I walk fast to the railway station, marvelling at the number of women who thought it was sensible to wear ballet pumps or canvas shoes this morning. A generation with trench foot. Or perhaps they have webbed feet and don’t notice.

The train is blessedly not crowded. We scatter, one person per table, per duo of seats, and enjoy a feeling of relief that we’ve made it on time and can now relax for 90 minutes. But our reveries are interrupted by tinny music from a phone, no earphones. I look up, British to the core, glare my annoyance and go back to my reading. I look up again, a woman is also looking. She gets up and walks down the carriage.

She starts politely: “is that your phone ringing?”

“It’s music,” he says.

“Do you have headphones?” She continues.

“Why?”

“Well, it’s annoying.”

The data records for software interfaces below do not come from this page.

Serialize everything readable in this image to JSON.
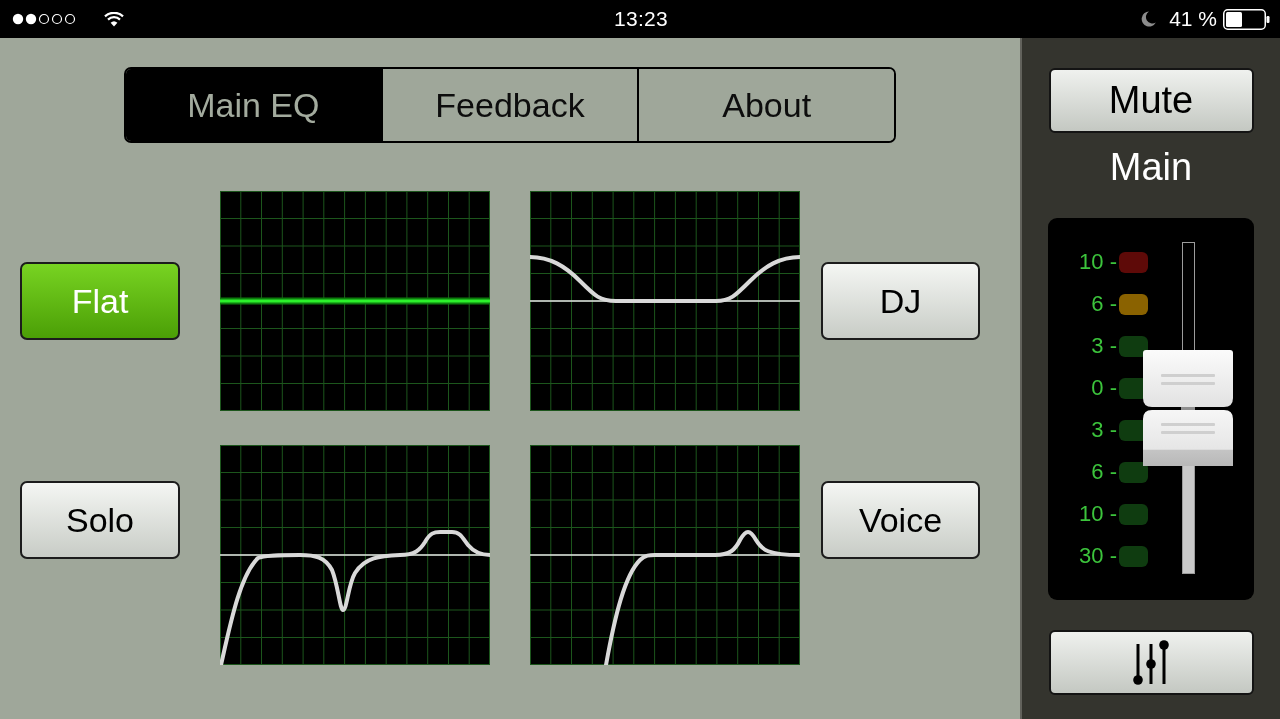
{
  "status_bar": {
    "time": "13:23",
    "battery": "41 %"
  },
  "tabs": [
    {
      "label": "Main EQ",
      "selected": true
    },
    {
      "label": "Feedback",
      "selected": false
    },
    {
      "label": "About",
      "selected": false
    }
  ],
  "presets": [
    {
      "label": "Flat",
      "selected": true,
      "kind": "flat"
    },
    {
      "label": "DJ",
      "selected": false,
      "kind": "shelves"
    },
    {
      "label": "Solo",
      "selected": false,
      "kind": "notch"
    },
    {
      "label": "Voice",
      "selected": false,
      "kind": "peak"
    }
  ],
  "channel": {
    "mute_button": "Mute",
    "name": "Main",
    "meter": [
      {
        "label": "10 -",
        "color": "#5e0a08"
      },
      {
        "label": "6 -",
        "color": "#8a6200"
      },
      {
        "label": "3 -",
        "color": "#0f3c10"
      },
      {
        "label": "0 -",
        "color": "#0f3c10"
      },
      {
        "label": "3 -",
        "color": "#0f3c10"
      },
      {
        "label": "6 -",
        "color": "#0f3c10"
      },
      {
        "label": "10 -",
        "color": "#0f3c10"
      },
      {
        "label": "30 -",
        "color": "#0f3c10"
      }
    ],
    "fader": {
      "level": 0.5
    }
  }
}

“What?” She suddenly looks very alone standing there and I am conscious that she is wearing a headscarf. For some reason I get nervous that something is about to kick off. I rise above my usual timidity and pop my head up.

“It is a distraction,” I say.

“Oh right,” he replies and turns the phone off. She sits down and I turn to smile at her and offer my thanks.

The view from the window does nothing to alleviate my feelings of separation from my girl. We pass a farm with a large flock of geese, grazing on the lawn. She’d love to see them. A woman leads a horse out to a paddock and birds fly overhead, forming a net rippling across the clouds.

 

Writing advice often mentions keeping a diary. This will be an occasional entry on this blog.